I got to see Debbie's huge family which I don't get to see that much anymore. I got to see her two grown children and got to see the restaurant manged by her new husband's son who is a great guy. If you're ever in Philly you should really stop in The Continental Restaurant and Martini Bar (old city) there is also one midtown. I was literally drooling looking at the fresh salads and had a wonderful drink called a Miami Mango something.
Now back to the real world. My doggie missed me like crazy despite visits from my son and mother he refused to eat. We missed him too. The cat is less fussy.
It will be nice to sleep in my own bed tonight. There truly is no place like home.
Friday, June 01, 2007
Kahlil Gibran: three by him, one, Beloved Prophet, was so difficult to find as it had not been published in many years. It took me two years searching before I located it in a rare book store in another state. it contains his love letters to the woman he loved, Mary Haskell. I have been fascinated with him since first reading The Prophet as a teenager. Some of that book contains quotes that I frequently use. I love his mind. Other books are by Anna Quindlen. Her essays in the New York Times were outstanding. She can open anyone's mind by using logic. Three books are by an author most of you never heard of, Laurel Lee. When I was being treated for Hodgkin's Disease in 1977 she wrote an article that appeared in a woman's magazine along with her ink drawings. She was living the life of a hippie (not so different from mine) with two young children. While pregnant with her third she developed a horrible cough which was diagnosed as Hodkin's Disease. She refused a late term abortion as the doctors begged her to have it. She later gave birth to a healthy daughter and published her diary of the ordeal, Walking Through the Fire. A TV movie was later made of it, but it did not do the book justice. Laurel has an uncanny sense of humor and her drawings make it rich. I do not know what became of her.

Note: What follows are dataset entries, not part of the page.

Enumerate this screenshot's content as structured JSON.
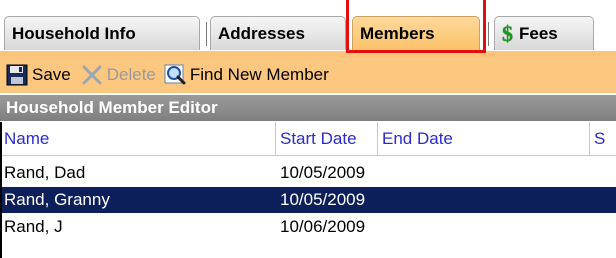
{
  "tabs": [
    {
      "label": "Household Info",
      "active": false
    },
    {
      "label": "Addresses",
      "active": false
    },
    {
      "label": "Members",
      "active": true
    },
    {
      "label": "Fees",
      "active": false,
      "icon": "dollar-icon"
    }
  ],
  "toolbar": {
    "save_label": "Save",
    "delete_label": "Delete",
    "find_label": "Find New Member"
  },
  "editor": {
    "title": "Household Member Editor",
    "columns": [
      "Name",
      "Start Date",
      "End Date",
      "S"
    ],
    "rows": [
      {
        "name": "Rand, Dad",
        "start": "10/05/2009",
        "end": "",
        "selected": false
      },
      {
        "name": "Rand, Granny",
        "start": "10/05/2009",
        "end": "",
        "selected": true
      },
      {
        "name": "Rand, J",
        "start": "10/06/2009",
        "end": "",
        "selected": false
      }
    ]
  },
  "colors": {
    "accent": "#fcc880",
    "selected_row": "#0d1f5a",
    "header_text": "#2a2ad0",
    "highlight": "#e01010"
  }
}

I do know that her books are two of my prize possessions.
I stopped here and went to Google her name. I simply cannot believe that I never thought to do that. I just learned that she died August 2004 from pancreatic cancer after fighting it for a year I am so saddened by that but joyful that she left behind three children and four grandchildren.

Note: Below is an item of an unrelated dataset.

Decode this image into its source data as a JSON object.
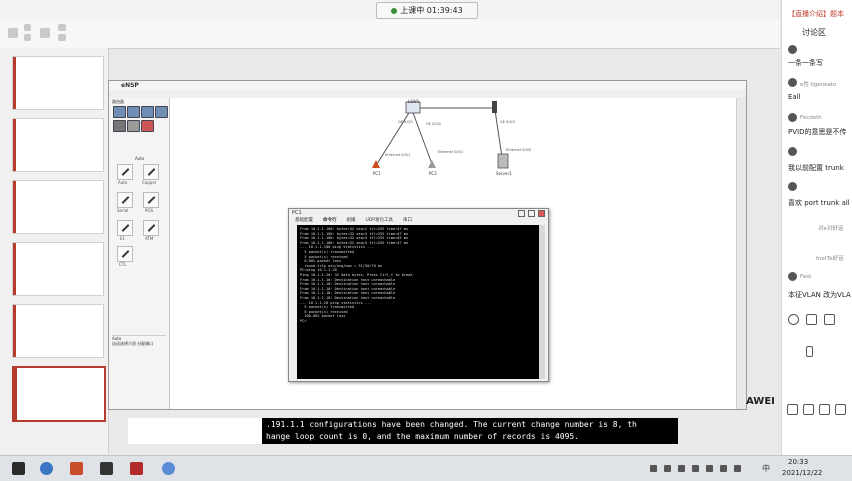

The fact is that she died at 58 but she lived each day after her cancer diagnosis at age 29 with such joy and appreciation. Her dream was to live long enough to see her children independent and she achieved that. I hate knowing that she is gone because of all the days and nights that I wrestled with the demons of fear. I knew that she was out there doing the same and overcoming them. Thank you Laurel for all the hope that you gave me for all those years. Rest in peace. I have one last book of hers to purchse, Tapestry the Journal of Laurel Lee.
I have other books........they are my friends. Sometimes on a bad night they help me. I have one book that is unread. I purchased it a few years ago and I simply cannot get through it. I refuse to get rid of it and I just know that one day I will get through it, One Hundred Years of Solitude. My new favorite read are books by Jodi Picoult. If you haven't read My Sister's Keeper, you must. I am eagerly waiting to read her latest. Hoping it comes out in paperbook soon!